Kevin Tolhurst, senior lecturer in fire ecology and management at the University of Melbourne, has labelled as dangerous the new "10/30" land clearing right, which allows residents to clear vegetation, including trees, within 10 metres of their residence and ground fuel within 30 metres.
The new policy was announced in August, but Dr Tolhurst said it could be wrongly interpreted and lead people to clear everything on their property.
"Totally removing trees and some species of plants from your property can be counter-productive," he said last week. "The problem is, you're exposing your house to stronger winds and for embers to reach your property. Trees can shield a house from some radiation, slow down wind and reduce embers."
Dr Tolhurst said residents should make sure trees were not 'stringybark' types. Those with a high content of oils, such as more flammable eucalyptus, should be removed, he said.
Exotic plants with succulent leaves posed little threat, Dr Tolhurst said.
"All plants burn, but people need to make an assessment on the nature of the vegetation as fuel and what it means in terms of producing flames.
"The focus should be on removing dead material and broken or low-hanging branches. But smaller and younger trees can be left," he said.
Greendale and Blackwood were two of the 52 locations identified by the State Government as being at specific high fire risk this summer.
Blackwood CFA captain Ian Stuart said some householders had started clearing their properties in preparation for what is expected to be a worse season than the previous one.
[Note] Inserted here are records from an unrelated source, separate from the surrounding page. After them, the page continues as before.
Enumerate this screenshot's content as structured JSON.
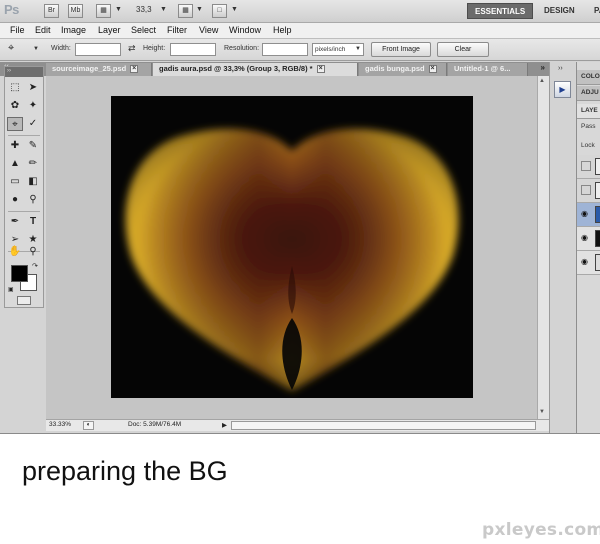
{
  "app": {
    "logo": "Ps",
    "title_icons": [
      "Br",
      "Mb"
    ],
    "zoom_value": "33,3",
    "workspaces": [
      "ESSENTIALS",
      "DESIGN",
      "PAI"
    ]
  },
  "menu": [
    "File",
    "Edit",
    "Image",
    "Layer",
    "Select",
    "Filter",
    "View",
    "Window",
    "Help"
  ],
  "options": {
    "width_label": "Width:",
    "width_value": "",
    "height_label": "Height:",
    "height_value": "",
    "resolution_label": "Resolution:",
    "resolution_value": "",
    "units": "pixels/inch",
    "front_image_label": "Front Image",
    "clear_label": "Clear"
  },
  "tabs": [
    {
      "label": "sourceimage_25.psd"
    },
    {
      "label": "gadis aura.psd @ 33,3% (Group 3, RGB/8) *",
      "active": true
    },
    {
      "label": "gadis bunga.psd"
    },
    {
      "label": "Untitled-1 @ 6..."
    }
  ],
  "tabs_more": "»",
  "status": {
    "zoom": "33.33%",
    "doc": "Doc: 5.39M/76.4M"
  },
  "panels": {
    "color_tab": "COLO",
    "adjust_tab": "ADJU",
    "layers_tab": "LAYE",
    "blend_mode": "Pass",
    "lock_label": "Lock"
  },
  "image": {
    "colors": {
      "background": "#050505",
      "outer_gold": "#e2b22b",
      "mid_amber": "#b06a1f",
      "inner_maroon": "#5a1f14"
    }
  },
  "caption": "preparing the BG",
  "watermark": "pxleyes.com"
}
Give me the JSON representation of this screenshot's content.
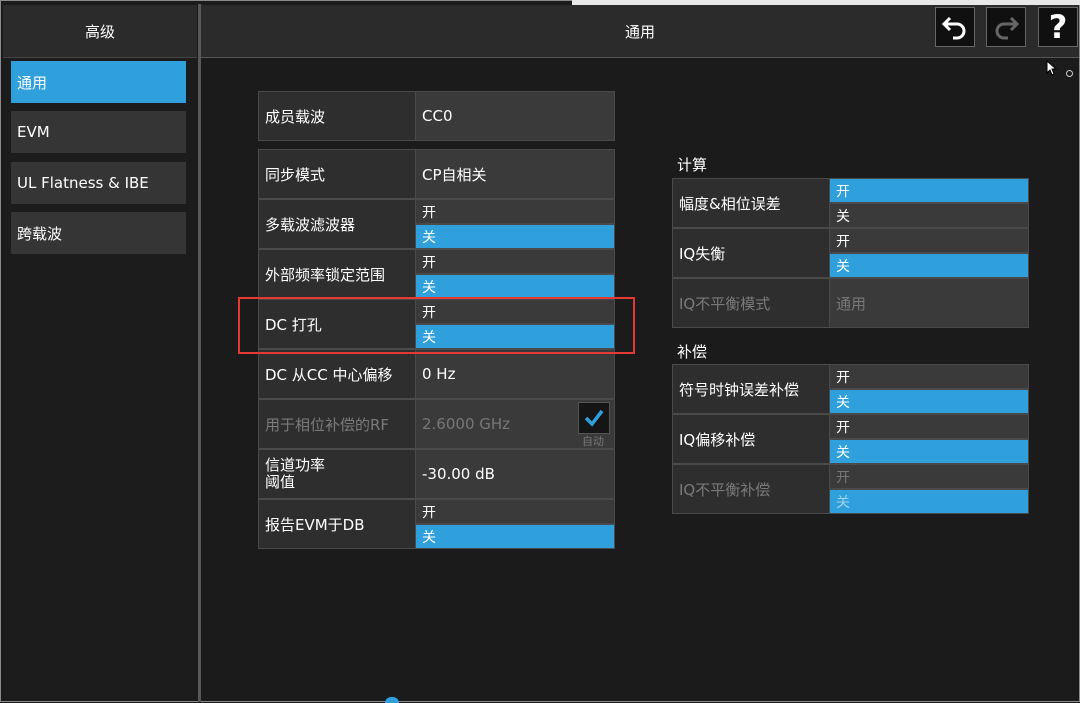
{
  "left_header": {
    "title": "高级"
  },
  "sidebar": {
    "items": [
      {
        "label": "通用",
        "active": true
      },
      {
        "label": "EVM",
        "active": false
      },
      {
        "label": "UL Flatness & IBE",
        "active": false
      },
      {
        "label": "跨载波",
        "active": false
      }
    ]
  },
  "header": {
    "title": "通用",
    "undo_icon": "undo-icon",
    "redo_icon": "redo-icon",
    "help_icon": "help-icon",
    "help_label": "?"
  },
  "main": {
    "component_carrier": {
      "label": "成员载波",
      "value": "CC0"
    },
    "sync_mode": {
      "label": "同步模式",
      "value": "CP自相关"
    },
    "multi_carrier_filter": {
      "label": "多载波滤波器",
      "on": "开",
      "off": "关",
      "selected": "off"
    },
    "ext_freq_lock": {
      "label": "外部频率锁定范围",
      "on": "开",
      "off": "关",
      "selected": "off"
    },
    "dc_punch": {
      "label": "DC 打孔",
      "on": "开",
      "off": "关",
      "selected": "off"
    },
    "dc_offset": {
      "label": "DC 从CC 中心偏移",
      "value": "0 Hz"
    },
    "phase_comp_rf": {
      "label": "用于相位补偿的RF",
      "value": "2.6000 GHz",
      "auto": "自动",
      "disabled": true
    },
    "channel_power_threshold": {
      "label_line1": "信道功率",
      "label_line2": "阈值",
      "value": "-30.00 dB"
    },
    "report_evm_db": {
      "label": "报告EVM于DB",
      "on": "开",
      "off": "关",
      "selected": "off"
    }
  },
  "calc": {
    "title": "计算",
    "mag_phase_error": {
      "label": "幅度&相位误差",
      "on": "开",
      "off": "关",
      "selected": "on"
    },
    "iq_imbalance": {
      "label": "IQ失衡",
      "on": "开",
      "off": "关",
      "selected": "off"
    },
    "iq_imbalance_mode": {
      "label": "IQ不平衡模式",
      "value": "通用",
      "disabled": true
    }
  },
  "compensation": {
    "title": "补偿",
    "symbol_clock_error": {
      "label": "符号时钟误差补偿",
      "on": "开",
      "off": "关",
      "selected": "off"
    },
    "iq_offset": {
      "label": "IQ偏移补偿",
      "on": "开",
      "off": "关",
      "selected": "off"
    },
    "iq_imbalance_comp": {
      "label": "IQ不平衡补偿",
      "on": "开",
      "off": "关",
      "selected": "off",
      "disabled": true
    }
  },
  "colors": {
    "accent": "#2fa0dc",
    "highlight": "#e53935",
    "background": "#1b1b1b"
  }
}
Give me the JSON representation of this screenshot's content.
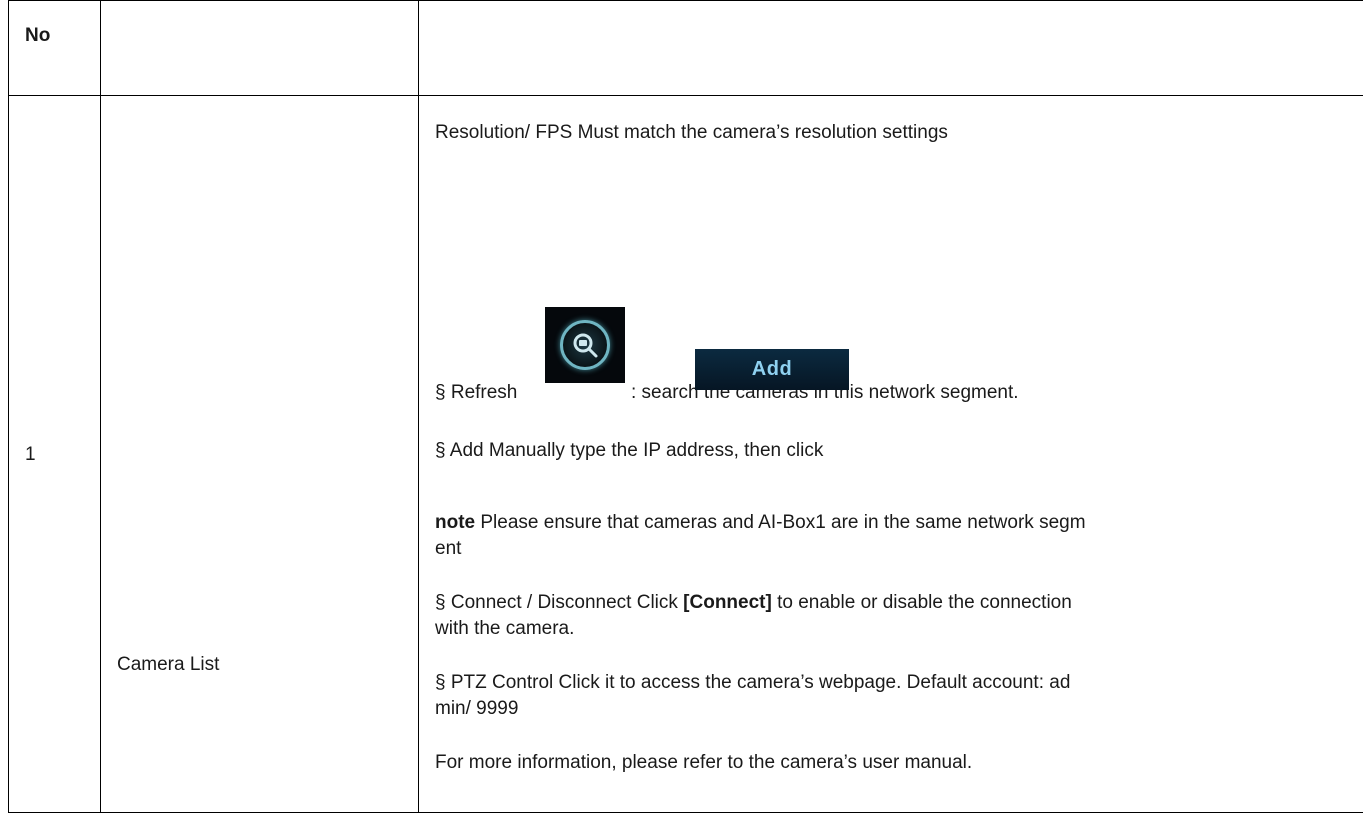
{
  "table": {
    "header": {
      "no": "No",
      "name": "",
      "desc": ""
    },
    "row": {
      "no": "1",
      "name": "Camera List",
      "lines": {
        "resolution": "Resolution/ FPS  Must match the camera’s resolution settings",
        "refresh_pre": "§ Refresh",
        "refresh_post": ": search the cameras in this network segment.",
        "add": "§ Add  Manually type the IP address, then click",
        "add_button": "Add",
        "note_bold": "note",
        "note_a": " Please ensure that cameras and AI-Box1 are in the same network segm",
        "note_b": "ent",
        "connect_a": "§  Connect / Disconnect  Click ",
        "connect_bold": "[Connect]",
        "connect_b": " to enable or disable the connection",
        "connect_c": "with the camera.",
        "ptz_a": "§ PTZ Control  Click it to access the camera’s webpage. Default account: ad",
        "ptz_b": "min/ 9999",
        "more": "For more information, please refer to the camera’s user manual."
      }
    }
  },
  "icons": {
    "refresh": "magnifier-camera-icon"
  },
  "colors": {
    "icon_bg": "#05080c",
    "icon_ring": "#6fb5c2",
    "add_text": "#8fd1f0"
  }
}
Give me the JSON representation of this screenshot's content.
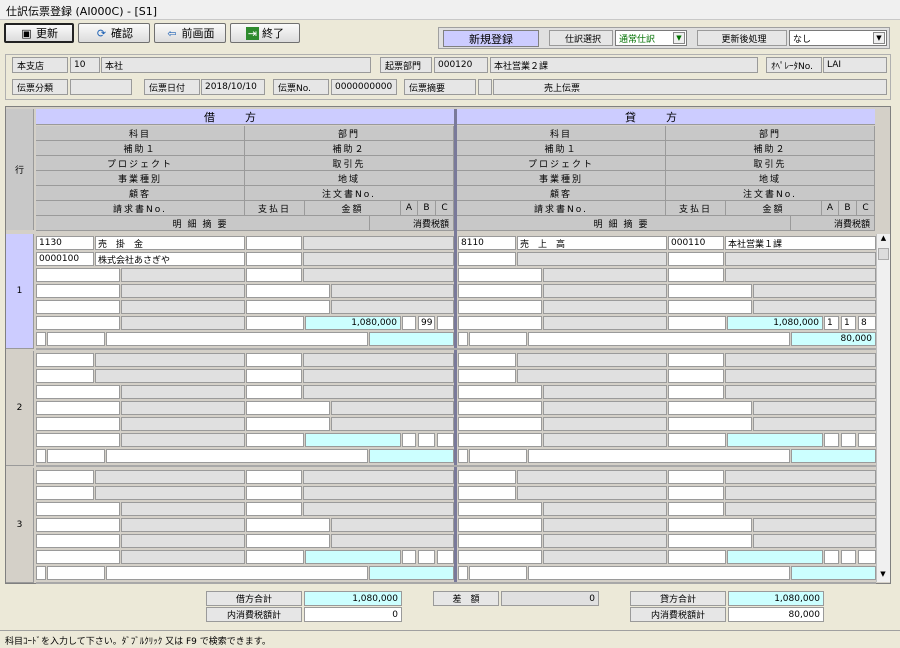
{
  "window": {
    "title": "仕訳伝票登録 (AI000C) - [S1]"
  },
  "toolbar": {
    "update": "更新",
    "confirm": "確認",
    "prev": "前画面",
    "exit": "終了"
  },
  "mode": {
    "new_entry": "新規登録",
    "journal_select_label": "仕訳選択",
    "journal_select_value": "通常仕訳",
    "after_update_label": "更新後処理",
    "after_update_value": "なし"
  },
  "header": {
    "branch_label": "本支店",
    "branch_code": "10",
    "branch_name": "本社",
    "dept_label": "起票部門",
    "dept_code": "000120",
    "dept_name": "本社営業２課",
    "operator_label": "ｵﾍﾟﾚｰﾀNo.",
    "operator_value": "LAI",
    "slip_type_label": "伝票分類",
    "slip_type_value": "",
    "slip_date_label": "伝票日付",
    "slip_date_value": "2018/10/10",
    "slip_no_label": "伝票No.",
    "slip_no_value": "0000000000",
    "slip_summary_label": "伝票摘要",
    "slip_summary_value": "売上伝票"
  },
  "grid_header": {
    "row": "行",
    "debit": "借方",
    "credit": "貸方",
    "account": "科目",
    "department": "部門",
    "sub1": "補助１",
    "sub2": "補助２",
    "project": "プロジェクト",
    "partner": "取引先",
    "business": "事業種別",
    "region": "地域",
    "customer": "顧客",
    "order_no": "注文書No.",
    "invoice_no": "請求書No.",
    "pay_date": "支払日",
    "amount": "金額",
    "a": "A",
    "b": "B",
    "c": "C",
    "detail": "明細摘要",
    "tax": "消費税額"
  },
  "rows": [
    {
      "no": "1",
      "debit": {
        "account_code": "1130",
        "account_name": "売　掛　金",
        "sub1_code": "0000100",
        "sub1_name": "株式会社あさぎや",
        "amount": "1,080,000",
        "abc": "99",
        "tax": ""
      },
      "credit": {
        "account_code": "8110",
        "account_name": "売　上　高",
        "dept_code": "000110",
        "dept_name": "本社営業１課",
        "amount": "1,080,000",
        "a": "1",
        "b": "1",
        "c": "8",
        "tax": "80,000"
      }
    },
    {
      "no": "2"
    },
    {
      "no": "3"
    }
  ],
  "footer": {
    "debit_total_label": "借方合計",
    "debit_total": "1,080,000",
    "debit_tax_label": "内消費税額計",
    "debit_tax": "0",
    "diff_label": "差　額",
    "diff": "0",
    "credit_total_label": "貸方合計",
    "credit_total": "1,080,000",
    "credit_tax_label": "内消費税額計",
    "credit_tax": "80,000"
  },
  "status": "科目ｺｰﾄﾞを入力して下さい。ﾀﾞﾌﾞﾙｸﾘｯｸ 又は F9 で検索できます。"
}
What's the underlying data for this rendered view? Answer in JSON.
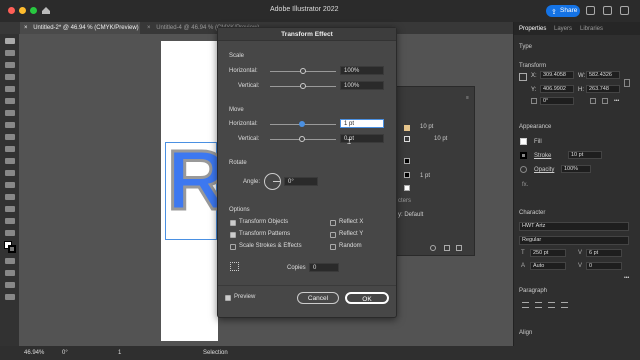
{
  "app": {
    "title": "Adobe Illustrator 2022",
    "share_label": "Share"
  },
  "tabs": [
    {
      "label": "Untitled-2* @ 46.94 % (CMYK/Preview)",
      "close": "×"
    },
    {
      "label": "Untitled-4 @ 46.94 % (CMYK/Preview)",
      "close": "×"
    }
  ],
  "canvas": {
    "letters": "R"
  },
  "status": {
    "zoom": "46.94%",
    "rotation": "0°",
    "artboard": "1",
    "mode": "Selection"
  },
  "dialog": {
    "title": "Transform Effect",
    "scale": {
      "heading": "Scale",
      "horizontal_label": "Horizontal:",
      "horizontal_value": "100%",
      "horizontal_level": 1.0,
      "vertical_label": "Vertical:",
      "vertical_value": "100%",
      "vertical_level": 1.0
    },
    "move": {
      "heading": "Move",
      "horizontal_label": "Horizontal:",
      "horizontal_value": "1 pt",
      "vertical_label": "Vertical:",
      "vertical_value": "0 pt"
    },
    "rotate": {
      "heading": "Rotate",
      "angle_label": "Angle:",
      "angle_value": "0°"
    },
    "options": {
      "heading": "Options",
      "transform_objects": "Transform Objects",
      "reflect_x": "Reflect X",
      "transform_patterns": "Transform Patterns",
      "reflect_y": "Reflect Y",
      "scale_strokes": "Scale Strokes & Effects",
      "random": "Random",
      "copies_label": "Copies",
      "copies_value": "0"
    },
    "preview_label": "Preview",
    "cancel_label": "Cancel",
    "ok_label": "OK"
  },
  "floating_panel": {
    "row1": "10 pt",
    "row2": "10 pt",
    "row3": "1 pt",
    "footer": "y: Default",
    "partial": "cters"
  },
  "panel": {
    "tabs": [
      "Properties",
      "Layers",
      "Libraries"
    ],
    "type_heading": "Type",
    "transform_heading": "Transform",
    "x_label": "X:",
    "x_value": "309.4058",
    "y_label": "Y:",
    "y_value": "406.9902",
    "w_label": "W:",
    "w_value": "582.4326",
    "h_label": "H:",
    "h_value": "263.748",
    "angle_value": "0°",
    "appearance_heading": "Appearance",
    "fill_label": "Fill",
    "stroke_label": "Stroke",
    "stroke_value": "10 pt",
    "opacity_label": "Opacity",
    "opacity_value": "100%",
    "fx_label": "fx.",
    "character_heading": "Character",
    "font_name": "HWT Artz",
    "font_style": "Regular",
    "font_size": "250 pt",
    "leading": "Auto",
    "tracking": "6 pt",
    "kerning": "0",
    "more": "•••",
    "paragraph_heading": "Paragraph",
    "align_heading": "Align"
  },
  "colors": {
    "accent": "#1473e6",
    "blue_letter": "#3d78f0"
  }
}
"I think people are sensible when it comes to clearing their property and agree that not everything should be removed. There are a lot of stringybarks in Blackwood, though - people should be careful of those."